42. Although the courts that have upheld § 16913 and § 2250 under the third Lopez prong have not provided thorough reasoning, there is a good case for such an argument. Section 2250 is only applicable when, along with other things, § 16913 requires an updated registration and the defendant fails to do so. Section 16913 requires registration only when there has been a change in name, residence, employment, or student status. Several of these could be argued to have an effect on interstate commerce as employment and relocation are economic activities. See supra notes 28-36 and accompanying text.↑
43. United States v. Madera, 474 F. Supp. 2d 1257, 1265 (M.D. Fla. 2007). The court was not even clear what prong it was applying. One can assume it was applying the third prong based on the language it quoted from Raich, a third prong case. However, the court’s explanation of why it found a substantial effect was conclusory. United States v. Holt, No. 3:07-cr-0630-JAJ, 2008 WL 1776495, at *3 (S.D. Iowa April 14, 2008) echoes the scant reasoning put forward in Madera.↑
44. No. 8:07CR243, 2008 WL 312689 (D. Neb. Feb. 1, 2008).↑
45. 544 F. Supp. 2d 1331 (M.D. Fla. 2008).↑
46. Id. at 1333-34.↑
47. Id. at 1335.↑
48. United States v. Hall, 577 F. Supp. 2d 610 (N.D.N.Y. 2008). However, the court in Hall did not consider § 16913 in light of the Necessary and Proper Clause. Also, seeing as the registration requirement was invalid, a conviction under § 2250 would be invalid as the registration could not be constitutionally required.↑
49. United States v. Waybright, 561 F. Supp. 2d 1154 (D. Mont. 2008).↑
50. Id. at 1166.↑
51. Id. at 1165-67. United States v. Guzman, 582 F. Supp. 2d 305 (N.D.N.Y. 2008), engages in a similar analysis to Waybright in striking down the Necessary and Proper Clause argument.↑
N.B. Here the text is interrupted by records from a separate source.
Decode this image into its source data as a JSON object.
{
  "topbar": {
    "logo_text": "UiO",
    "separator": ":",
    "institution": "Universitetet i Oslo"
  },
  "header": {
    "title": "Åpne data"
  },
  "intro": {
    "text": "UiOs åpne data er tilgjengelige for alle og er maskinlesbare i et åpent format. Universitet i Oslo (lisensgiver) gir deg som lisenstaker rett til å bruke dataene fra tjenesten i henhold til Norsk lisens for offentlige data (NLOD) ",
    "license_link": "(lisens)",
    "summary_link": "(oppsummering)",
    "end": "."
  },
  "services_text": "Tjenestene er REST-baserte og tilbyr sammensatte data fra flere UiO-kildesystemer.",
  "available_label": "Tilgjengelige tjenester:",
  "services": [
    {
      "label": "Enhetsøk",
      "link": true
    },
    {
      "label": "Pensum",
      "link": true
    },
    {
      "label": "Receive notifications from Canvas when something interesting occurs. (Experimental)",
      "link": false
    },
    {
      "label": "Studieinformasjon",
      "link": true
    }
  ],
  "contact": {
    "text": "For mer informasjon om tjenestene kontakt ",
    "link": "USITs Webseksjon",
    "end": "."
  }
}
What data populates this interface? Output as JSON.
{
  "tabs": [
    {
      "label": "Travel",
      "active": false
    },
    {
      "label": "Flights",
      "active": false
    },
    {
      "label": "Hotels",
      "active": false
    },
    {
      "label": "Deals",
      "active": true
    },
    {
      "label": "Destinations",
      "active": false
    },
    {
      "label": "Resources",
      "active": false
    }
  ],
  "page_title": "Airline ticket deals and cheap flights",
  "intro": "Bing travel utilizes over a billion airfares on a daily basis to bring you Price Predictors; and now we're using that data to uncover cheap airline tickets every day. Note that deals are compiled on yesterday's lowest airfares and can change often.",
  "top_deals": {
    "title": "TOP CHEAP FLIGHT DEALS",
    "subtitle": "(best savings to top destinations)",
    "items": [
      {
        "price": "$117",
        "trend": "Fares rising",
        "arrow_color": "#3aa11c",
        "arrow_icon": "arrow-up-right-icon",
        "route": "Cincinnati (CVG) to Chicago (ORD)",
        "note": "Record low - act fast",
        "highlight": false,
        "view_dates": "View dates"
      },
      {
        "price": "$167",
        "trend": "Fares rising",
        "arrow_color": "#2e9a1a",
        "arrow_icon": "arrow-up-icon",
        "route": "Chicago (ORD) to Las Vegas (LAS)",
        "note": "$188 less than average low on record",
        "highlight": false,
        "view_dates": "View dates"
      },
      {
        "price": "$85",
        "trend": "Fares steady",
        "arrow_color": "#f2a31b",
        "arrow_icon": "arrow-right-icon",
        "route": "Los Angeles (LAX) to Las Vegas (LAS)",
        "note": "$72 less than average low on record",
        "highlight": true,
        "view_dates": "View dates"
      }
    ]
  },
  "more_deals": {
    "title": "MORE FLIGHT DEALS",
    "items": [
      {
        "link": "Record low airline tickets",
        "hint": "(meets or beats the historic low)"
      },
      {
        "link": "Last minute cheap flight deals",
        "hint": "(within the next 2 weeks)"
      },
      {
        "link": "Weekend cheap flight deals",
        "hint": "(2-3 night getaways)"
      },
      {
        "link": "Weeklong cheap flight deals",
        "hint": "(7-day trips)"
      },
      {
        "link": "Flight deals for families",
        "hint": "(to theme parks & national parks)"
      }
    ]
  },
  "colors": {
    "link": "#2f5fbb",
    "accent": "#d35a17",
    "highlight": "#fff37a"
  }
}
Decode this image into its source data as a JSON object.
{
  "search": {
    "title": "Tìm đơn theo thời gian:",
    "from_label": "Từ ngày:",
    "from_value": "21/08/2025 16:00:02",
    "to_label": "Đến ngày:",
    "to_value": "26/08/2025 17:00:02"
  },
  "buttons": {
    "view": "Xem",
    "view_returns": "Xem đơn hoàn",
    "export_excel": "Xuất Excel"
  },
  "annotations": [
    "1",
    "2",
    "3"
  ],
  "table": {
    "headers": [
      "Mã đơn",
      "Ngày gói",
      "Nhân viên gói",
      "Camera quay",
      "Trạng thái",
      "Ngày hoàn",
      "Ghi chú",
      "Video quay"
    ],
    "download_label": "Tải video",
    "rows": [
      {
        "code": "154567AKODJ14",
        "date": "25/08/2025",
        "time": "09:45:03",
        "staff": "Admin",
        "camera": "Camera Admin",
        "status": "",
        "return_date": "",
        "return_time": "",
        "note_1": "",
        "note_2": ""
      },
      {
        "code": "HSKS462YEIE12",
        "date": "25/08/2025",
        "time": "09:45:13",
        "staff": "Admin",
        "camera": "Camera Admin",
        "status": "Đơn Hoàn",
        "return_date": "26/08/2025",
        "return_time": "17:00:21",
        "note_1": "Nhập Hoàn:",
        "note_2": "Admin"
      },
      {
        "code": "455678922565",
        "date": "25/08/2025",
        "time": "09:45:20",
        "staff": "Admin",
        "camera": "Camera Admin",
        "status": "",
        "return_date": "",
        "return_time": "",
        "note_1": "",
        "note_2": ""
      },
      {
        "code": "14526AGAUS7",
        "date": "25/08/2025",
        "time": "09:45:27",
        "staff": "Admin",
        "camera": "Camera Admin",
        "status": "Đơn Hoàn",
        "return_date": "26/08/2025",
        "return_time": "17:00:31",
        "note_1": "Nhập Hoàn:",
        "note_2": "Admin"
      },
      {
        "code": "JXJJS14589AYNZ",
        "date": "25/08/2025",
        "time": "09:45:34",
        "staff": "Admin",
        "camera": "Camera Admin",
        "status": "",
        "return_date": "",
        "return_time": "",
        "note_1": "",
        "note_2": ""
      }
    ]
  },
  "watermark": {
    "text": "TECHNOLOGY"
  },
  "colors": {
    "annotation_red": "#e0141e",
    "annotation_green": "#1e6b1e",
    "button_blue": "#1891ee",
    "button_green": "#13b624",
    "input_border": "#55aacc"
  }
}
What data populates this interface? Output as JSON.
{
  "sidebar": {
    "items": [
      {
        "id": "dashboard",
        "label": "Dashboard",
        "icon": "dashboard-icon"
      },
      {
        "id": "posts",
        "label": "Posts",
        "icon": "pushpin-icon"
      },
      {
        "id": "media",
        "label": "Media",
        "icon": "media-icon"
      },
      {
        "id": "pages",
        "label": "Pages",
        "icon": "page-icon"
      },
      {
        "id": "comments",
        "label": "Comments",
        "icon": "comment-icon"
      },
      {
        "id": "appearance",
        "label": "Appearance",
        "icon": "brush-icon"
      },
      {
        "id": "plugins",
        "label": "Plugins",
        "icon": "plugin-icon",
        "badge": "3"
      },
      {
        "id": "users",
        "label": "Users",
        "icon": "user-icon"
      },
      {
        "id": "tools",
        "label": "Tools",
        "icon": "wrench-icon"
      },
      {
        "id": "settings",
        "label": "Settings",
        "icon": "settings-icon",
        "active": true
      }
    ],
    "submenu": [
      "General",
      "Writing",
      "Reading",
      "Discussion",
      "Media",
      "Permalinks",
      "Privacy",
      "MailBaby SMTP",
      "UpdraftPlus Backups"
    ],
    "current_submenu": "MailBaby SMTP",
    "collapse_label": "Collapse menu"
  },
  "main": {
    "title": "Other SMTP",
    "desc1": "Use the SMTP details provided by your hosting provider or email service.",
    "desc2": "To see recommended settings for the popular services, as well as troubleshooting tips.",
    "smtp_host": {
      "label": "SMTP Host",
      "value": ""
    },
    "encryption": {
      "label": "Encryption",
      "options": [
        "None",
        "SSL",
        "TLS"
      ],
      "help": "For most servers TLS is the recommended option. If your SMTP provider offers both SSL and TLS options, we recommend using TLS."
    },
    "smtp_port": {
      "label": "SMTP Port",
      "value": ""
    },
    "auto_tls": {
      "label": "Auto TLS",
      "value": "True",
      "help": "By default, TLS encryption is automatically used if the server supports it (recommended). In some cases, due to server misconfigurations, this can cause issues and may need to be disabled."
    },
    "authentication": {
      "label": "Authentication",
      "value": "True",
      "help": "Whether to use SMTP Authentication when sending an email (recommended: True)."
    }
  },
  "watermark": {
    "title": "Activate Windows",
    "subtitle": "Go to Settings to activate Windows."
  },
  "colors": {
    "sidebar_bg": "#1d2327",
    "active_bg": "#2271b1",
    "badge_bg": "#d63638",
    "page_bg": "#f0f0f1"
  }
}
52. Tribe, supra note 28 at 827.↑
53. United States v. Howell, No. 08-2126, slip op. at 8 (8th Cir. Jan. 13, 2009).↑
54. See supra note 14 and accompanying text.↑
55. See supra notes 9-11 and accompanying text.↑
56. See supra note 12.↑
57. Howell, No. 08-2126 at 11.↑
58. There has been some debate about what the “end” of SORNA is. United States v. Waybright, 561 F. Supp. 2d, 1154, 1166 (D. Mont. 2008), argues that the registration itself is the end, and not just a means of furthering another legitimate end. Since intrastate regulation itself is not a valid aim of the Commerce Clause, the court in Waybright found § 16913 to be unconstitutional. In Howell, Judge Riley dedicated several paragraphs to refute the claim that registration was the end itself rather than a means to facilitate the interstate tracking of sex offenders.
The text of the Act lends credence to the Waybright position. 42 U.S.C.A. § 16901 reads that the Act “establishes a comprehensive national system for the registration of those offenders.” However, as all states currently have their own registries, it goes to reason that a national registry would be designed to keep track of an offender as he moves from one state to another.↑